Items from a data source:
== == ==

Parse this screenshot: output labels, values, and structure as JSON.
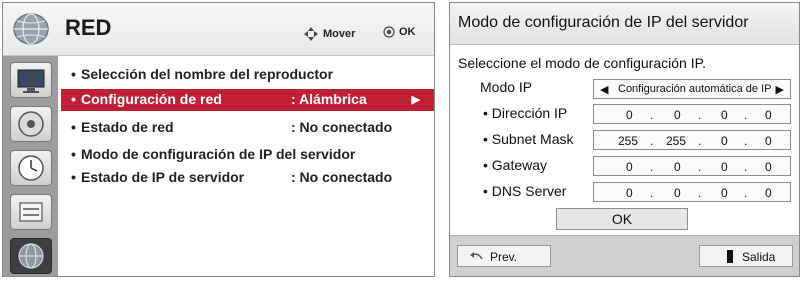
{
  "left": {
    "title": "RED",
    "hints": {
      "move": "Mover",
      "ok": "OK"
    },
    "icons": [
      "globe-icon",
      "tv-icon",
      "disc-icon",
      "clock-icon",
      "tools-icon",
      "network-globe-icon"
    ],
    "menu": [
      {
        "label": "Selección del nombre del reproductor",
        "value": ""
      },
      {
        "label": "Configuración de red",
        "value": ": Alámbrica"
      },
      {
        "label": "Estado de red",
        "value": ": No conectado"
      },
      {
        "label": "Modo de configuración de IP del servidor",
        "value": ""
      },
      {
        "label": "Estado de IP de servidor",
        "value": ": No conectado"
      }
    ],
    "selected_index": 1,
    "accent_color": "#bf2035"
  },
  "dialog": {
    "title": "Modo de configuración de IP del servidor",
    "instruction": "Seleccione el modo de configuración IP.",
    "mode": {
      "label": "Modo IP",
      "value": "Configuración automática de IP"
    },
    "fields": [
      {
        "label": "• Dirección IP",
        "octets": [
          "0",
          "0",
          "0",
          "0"
        ]
      },
      {
        "label": "• Subnet Mask",
        "octets": [
          "255",
          "255",
          "0",
          "0"
        ]
      },
      {
        "label": "• Gateway",
        "octets": [
          "0",
          "0",
          "0",
          "0"
        ]
      },
      {
        "label": "• DNS Server",
        "octets": [
          "0",
          "0",
          "0",
          "0"
        ]
      }
    ],
    "ok_label": "OK",
    "prev_label": "Prev.",
    "exit_label": "Salida"
  }
}
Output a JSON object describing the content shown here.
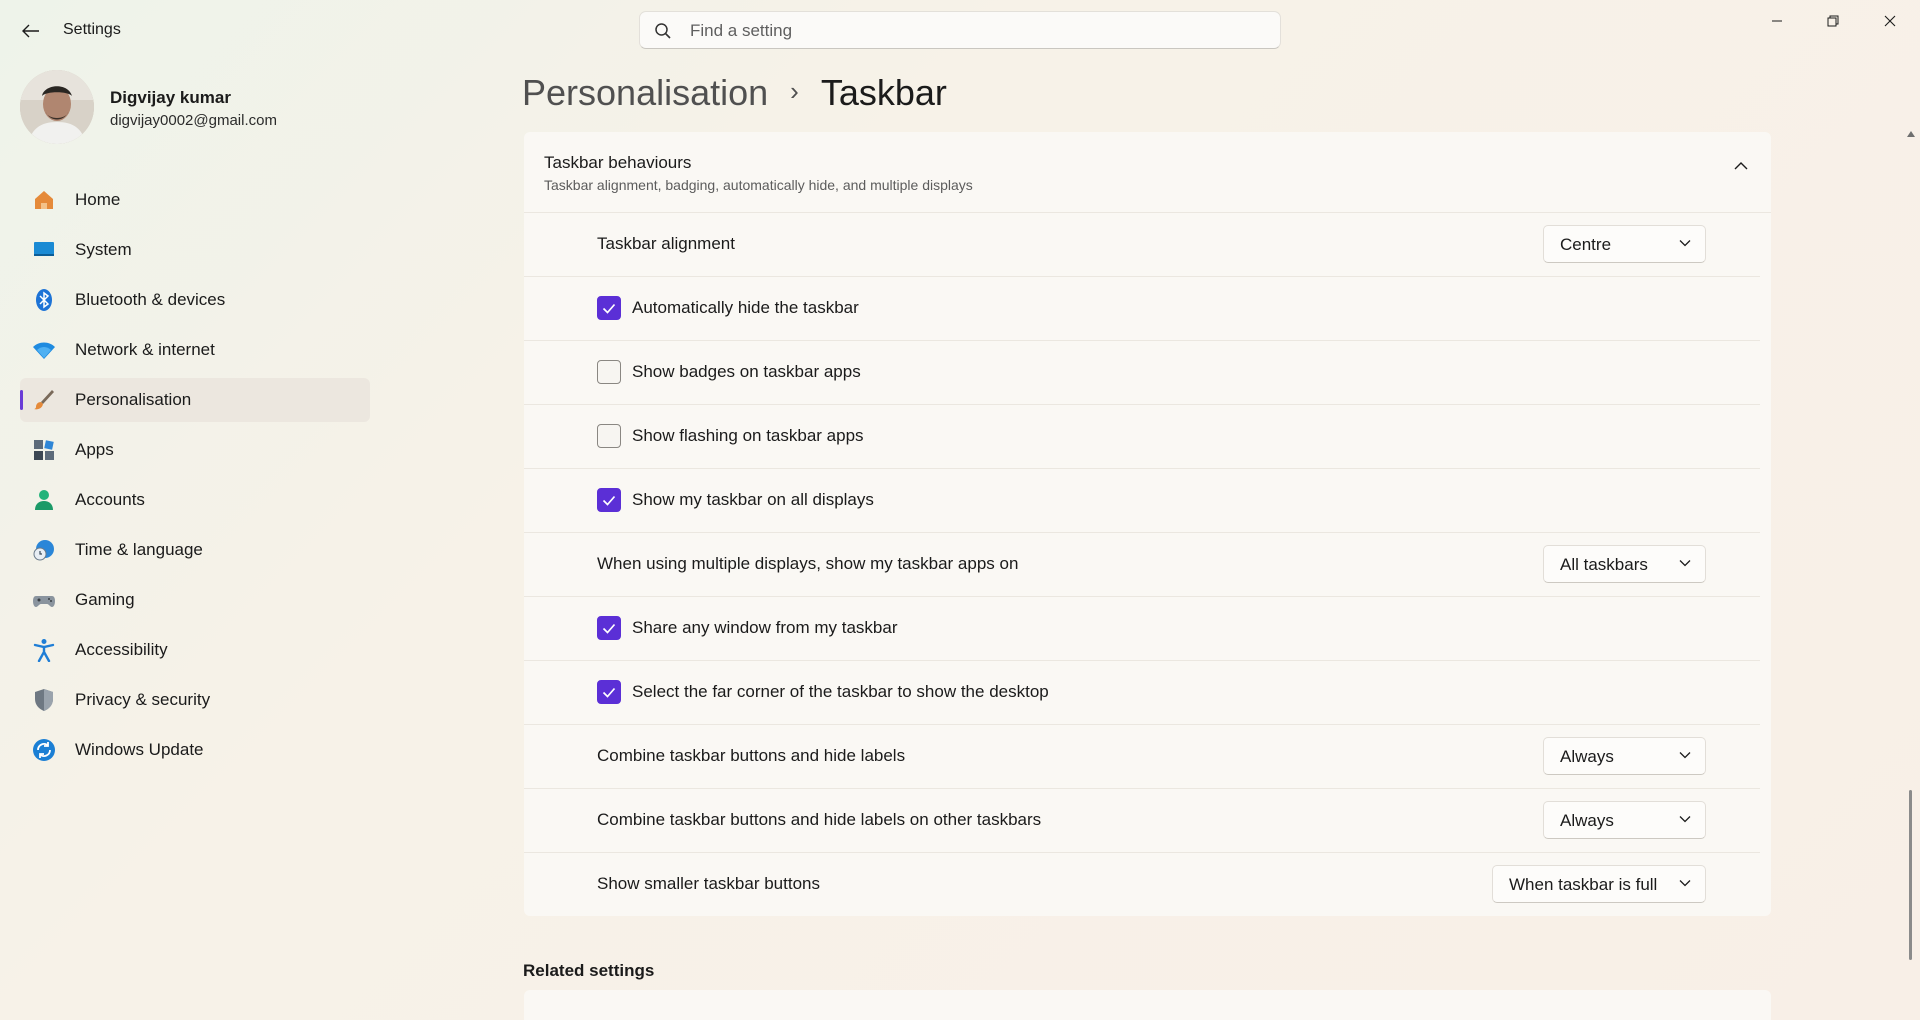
{
  "window": {
    "title": "Settings",
    "search_placeholder": "Find a setting",
    "controls": [
      "minimize-icon",
      "restore-icon",
      "close-icon"
    ]
  },
  "user": {
    "name": "Digvijay kumar",
    "email": "digvijay0002@gmail.com"
  },
  "sidebar": {
    "active_index": 4,
    "accent_color": "#5b2fd6",
    "items": [
      {
        "label": "Home",
        "icon": "home-icon"
      },
      {
        "label": "System",
        "icon": "system-icon"
      },
      {
        "label": "Bluetooth & devices",
        "icon": "bluetooth-icon"
      },
      {
        "label": "Network & internet",
        "icon": "wifi-icon"
      },
      {
        "label": "Personalisation",
        "icon": "brush-icon"
      },
      {
        "label": "Apps",
        "icon": "apps-icon"
      },
      {
        "label": "Accounts",
        "icon": "accounts-icon"
      },
      {
        "label": "Time & language",
        "icon": "clock-globe-icon"
      },
      {
        "label": "Gaming",
        "icon": "gamepad-icon"
      },
      {
        "label": "Accessibility",
        "icon": "accessibility-icon"
      },
      {
        "label": "Privacy & security",
        "icon": "shield-icon"
      },
      {
        "label": "Windows Update",
        "icon": "update-icon"
      }
    ]
  },
  "breadcrumb": {
    "parent": "Personalisation",
    "separator": "›",
    "current": "Taskbar"
  },
  "section": {
    "title": "Taskbar behaviours",
    "subtitle": "Taskbar alignment, badging, automatically hide, and multiple displays",
    "expanded": true
  },
  "settings": [
    {
      "type": "dropdown",
      "label": "Taskbar alignment",
      "value": "Centre"
    },
    {
      "type": "checkbox",
      "label": "Automatically hide the taskbar",
      "checked": true
    },
    {
      "type": "checkbox",
      "label": "Show badges on taskbar apps",
      "checked": false
    },
    {
      "type": "checkbox",
      "label": "Show flashing on taskbar apps",
      "checked": false
    },
    {
      "type": "checkbox",
      "label": "Show my taskbar on all displays",
      "checked": true
    },
    {
      "type": "dropdown",
      "label": "When using multiple displays, show my taskbar apps on",
      "value": "All taskbars"
    },
    {
      "type": "checkbox",
      "label": "Share any window from my taskbar",
      "checked": true
    },
    {
      "type": "checkbox",
      "label": "Select the far corner of the taskbar to show the desktop",
      "checked": true
    },
    {
      "type": "dropdown",
      "label": "Combine taskbar buttons and hide labels",
      "value": "Always"
    },
    {
      "type": "dropdown",
      "label": "Combine taskbar buttons and hide labels on other taskbars",
      "value": "Always"
    },
    {
      "type": "dropdown",
      "label": "Show smaller taskbar buttons",
      "value": "When taskbar is full"
    }
  ],
  "related": {
    "title": "Related settings"
  }
}
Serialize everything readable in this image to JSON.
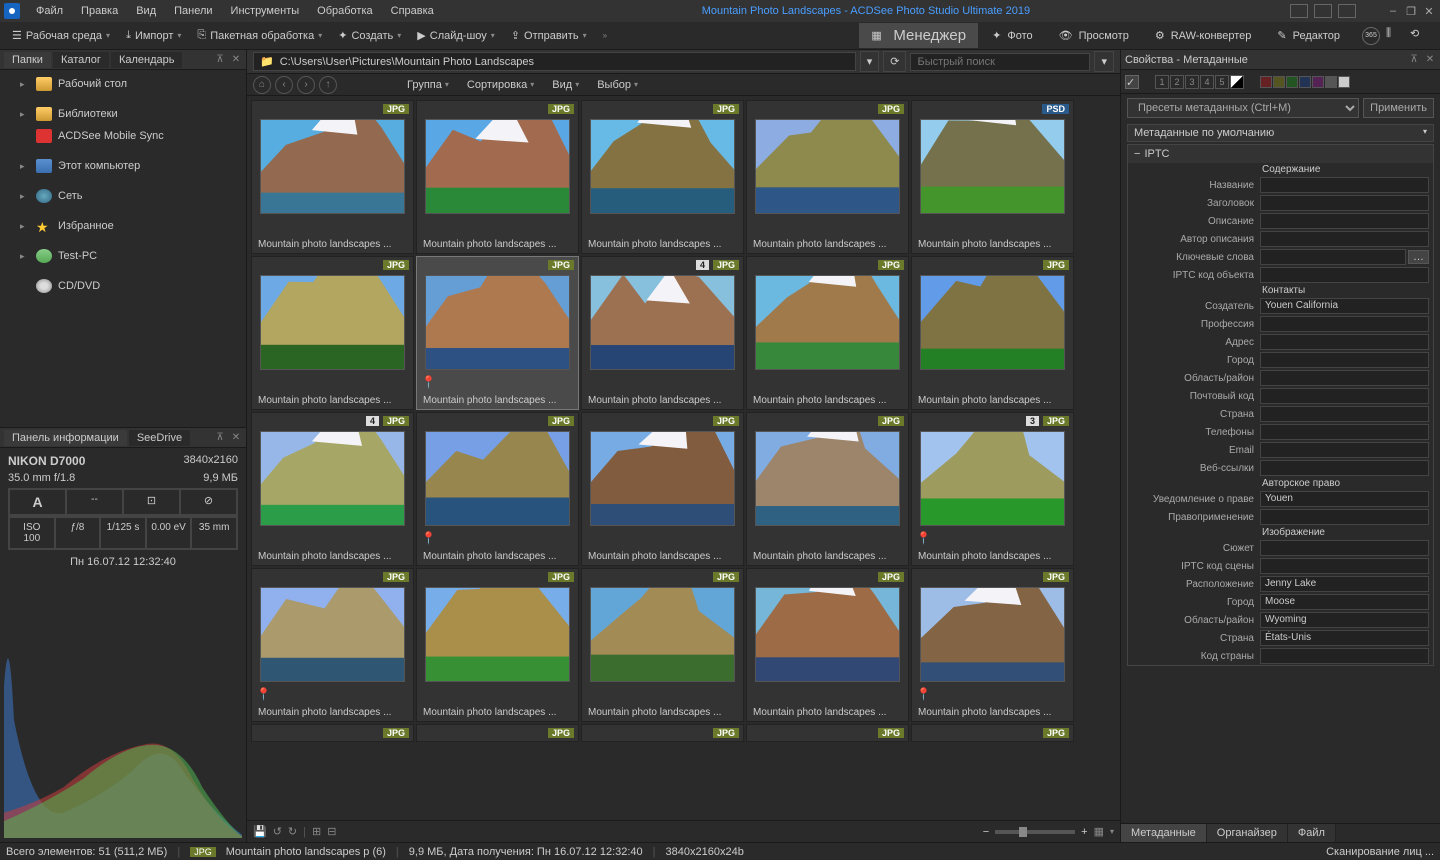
{
  "app": {
    "title": "Mountain Photo Landscapes - ACDSee Photo Studio Ultimate 2019"
  },
  "menu": [
    "Файл",
    "Правка",
    "Вид",
    "Панели",
    "Инструменты",
    "Обработка",
    "Справка"
  ],
  "toolbar": {
    "workspace": "Рабочая среда",
    "import": "Импорт",
    "batch": "Пакетная обработка",
    "create": "Создать",
    "slideshow": "Слайд-шоу",
    "send": "Отправить"
  },
  "modes": {
    "manage": "Менеджер",
    "photo": "Фото",
    "view": "Просмотр",
    "raw": "RAW-конвертер",
    "edit": "Редактор"
  },
  "folders": {
    "tabs": [
      "Папки",
      "Каталог",
      "Календарь"
    ],
    "items": [
      {
        "label": "Рабочий стол",
        "icon": "desktop",
        "exp": true
      },
      {
        "label": "Библиотеки",
        "icon": "lib",
        "exp": true
      },
      {
        "label": "ACDSee Mobile Sync",
        "icon": "mobile",
        "exp": false
      },
      {
        "label": "Этот компьютер",
        "icon": "pc",
        "exp": true
      },
      {
        "label": "Сеть",
        "icon": "net",
        "exp": true
      },
      {
        "label": "Избранное",
        "icon": "star",
        "exp": true
      },
      {
        "label": "Test-PC",
        "icon": "user",
        "exp": true
      },
      {
        "label": "CD/DVD",
        "icon": "cd",
        "exp": false
      }
    ]
  },
  "info": {
    "tabs": [
      "Панель информации",
      "SeeDrive"
    ],
    "camera": "NIKON D7000",
    "dims": "3840x2160",
    "lens": "35.0 mm f/1.8",
    "size": "9,9 МБ",
    "row1": [
      "A",
      "--",
      "⊡",
      "⊘"
    ],
    "row2": [
      "ISO 100",
      "ƒ/8",
      "1/125 s",
      "0.00 eV",
      "35 mm"
    ],
    "date": "Пн 16.07.12 12:32:40"
  },
  "path": {
    "value": "C:\\Users\\User\\Pictures\\Mountain Photo Landscapes",
    "search_ph": "Быстрый поиск"
  },
  "viewbar": {
    "group": "Группа",
    "sort": "Сортировка",
    "view": "Вид",
    "select": "Выбор"
  },
  "thumbs": [
    [
      {
        "t": "JPG",
        "n": null
      },
      {
        "t": "JPG",
        "n": null
      },
      {
        "t": "JPG",
        "n": null
      },
      {
        "t": "JPG",
        "n": null
      },
      {
        "t": "PSD",
        "n": null
      }
    ],
    [
      {
        "t": "JPG",
        "n": null
      },
      {
        "t": "JPG",
        "sel": true,
        "pin": true,
        "n": null
      },
      {
        "t": "JPG",
        "nb": "4",
        "n": null
      },
      {
        "t": "JPG",
        "n": null
      },
      {
        "t": "JPG",
        "n": null
      }
    ],
    [
      {
        "t": "JPG",
        "nb": "4",
        "n": null
      },
      {
        "t": "JPG",
        "pin": true,
        "n": null
      },
      {
        "t": "JPG",
        "n": null
      },
      {
        "t": "JPG",
        "n": null
      },
      {
        "t": "JPG",
        "nb": "3",
        "pin": true,
        "n": null
      }
    ],
    [
      {
        "t": "JPG",
        "pin": true,
        "n": null
      },
      {
        "t": "JPG",
        "n": null
      },
      {
        "t": "JPG",
        "n": null
      },
      {
        "t": "JPG",
        "n": null
      },
      {
        "t": "JPG",
        "pin": true,
        "n": null
      }
    ],
    [
      {
        "t": "JPG",
        "n": null,
        "half": true
      },
      {
        "t": "JPG",
        "n": null,
        "half": true
      },
      {
        "t": "JPG",
        "n": null,
        "half": true
      },
      {
        "t": "JPG",
        "n": null,
        "half": true
      },
      {
        "t": "JPG",
        "n": null,
        "half": true
      }
    ]
  ],
  "thumbname": "Mountain photo landscapes ...",
  "props": {
    "title": "Свойства - Метаданные",
    "preset_ph": "Пресеты метаданных (Ctrl+M)",
    "apply": "Применить",
    "default": "Метаданные по умолчанию",
    "iptc": "IPTC",
    "sections": {
      "content_hdr": "Содержание",
      "contacts_hdr": "Контакты",
      "copyright_hdr": "Авторское право",
      "image_hdr": "Изображение"
    },
    "fields": [
      {
        "l": "Название",
        "v": ""
      },
      {
        "l": "Заголовок",
        "v": ""
      },
      {
        "l": "Описание",
        "v": ""
      },
      {
        "l": "Автор описания",
        "v": ""
      },
      {
        "l": "Ключевые слова",
        "v": "",
        "btn": true
      },
      {
        "l": "IPTC код объекта",
        "v": ""
      }
    ],
    "contacts": [
      {
        "l": "Создатель",
        "v": "Youen California"
      },
      {
        "l": "Профессия",
        "v": ""
      },
      {
        "l": "Адрес",
        "v": ""
      },
      {
        "l": "Город",
        "v": ""
      },
      {
        "l": "Область/район",
        "v": ""
      },
      {
        "l": "Почтовый код",
        "v": ""
      },
      {
        "l": "Страна",
        "v": ""
      },
      {
        "l": "Телефоны",
        "v": ""
      },
      {
        "l": "Email",
        "v": ""
      },
      {
        "l": "Веб-ссылки",
        "v": ""
      }
    ],
    "copyright": [
      {
        "l": "Уведомление о праве",
        "v": "Youen"
      },
      {
        "l": "Правоприменение",
        "v": ""
      }
    ],
    "image": [
      {
        "l": "Сюжет",
        "v": ""
      },
      {
        "l": "IPTC код сцены",
        "v": ""
      },
      {
        "l": "Расположение",
        "v": "Jenny Lake"
      },
      {
        "l": "Город",
        "v": "Moose"
      },
      {
        "l": "Область/район",
        "v": "Wyoming"
      },
      {
        "l": "Страна",
        "v": "États-Unis"
      },
      {
        "l": "Код страны",
        "v": ""
      }
    ],
    "tabs": [
      "Метаданные",
      "Органайзер",
      "Файл"
    ]
  },
  "status": {
    "total": "Всего элементов: 51  (511,2 МБ)",
    "file": "Mountain photo landscapes p (6)",
    "details": "9,9 МБ, Дата получения: Пн 16.07.12 12:32:40",
    "dims": "3840x2160x24b",
    "scan": "Сканирование лиц ..."
  }
}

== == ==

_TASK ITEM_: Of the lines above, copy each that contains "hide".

_ANSWER FOR THIS EXERCISE_:
    "subtitle": "Taskbar alignment, badging, automatically hide, and multiple displays",
      "label": "Automatically hide the taskbar",
      "label": "Combine taskbar buttons and hide labels",
      "label": "Combine taskbar buttons and hide labels on other taskbars",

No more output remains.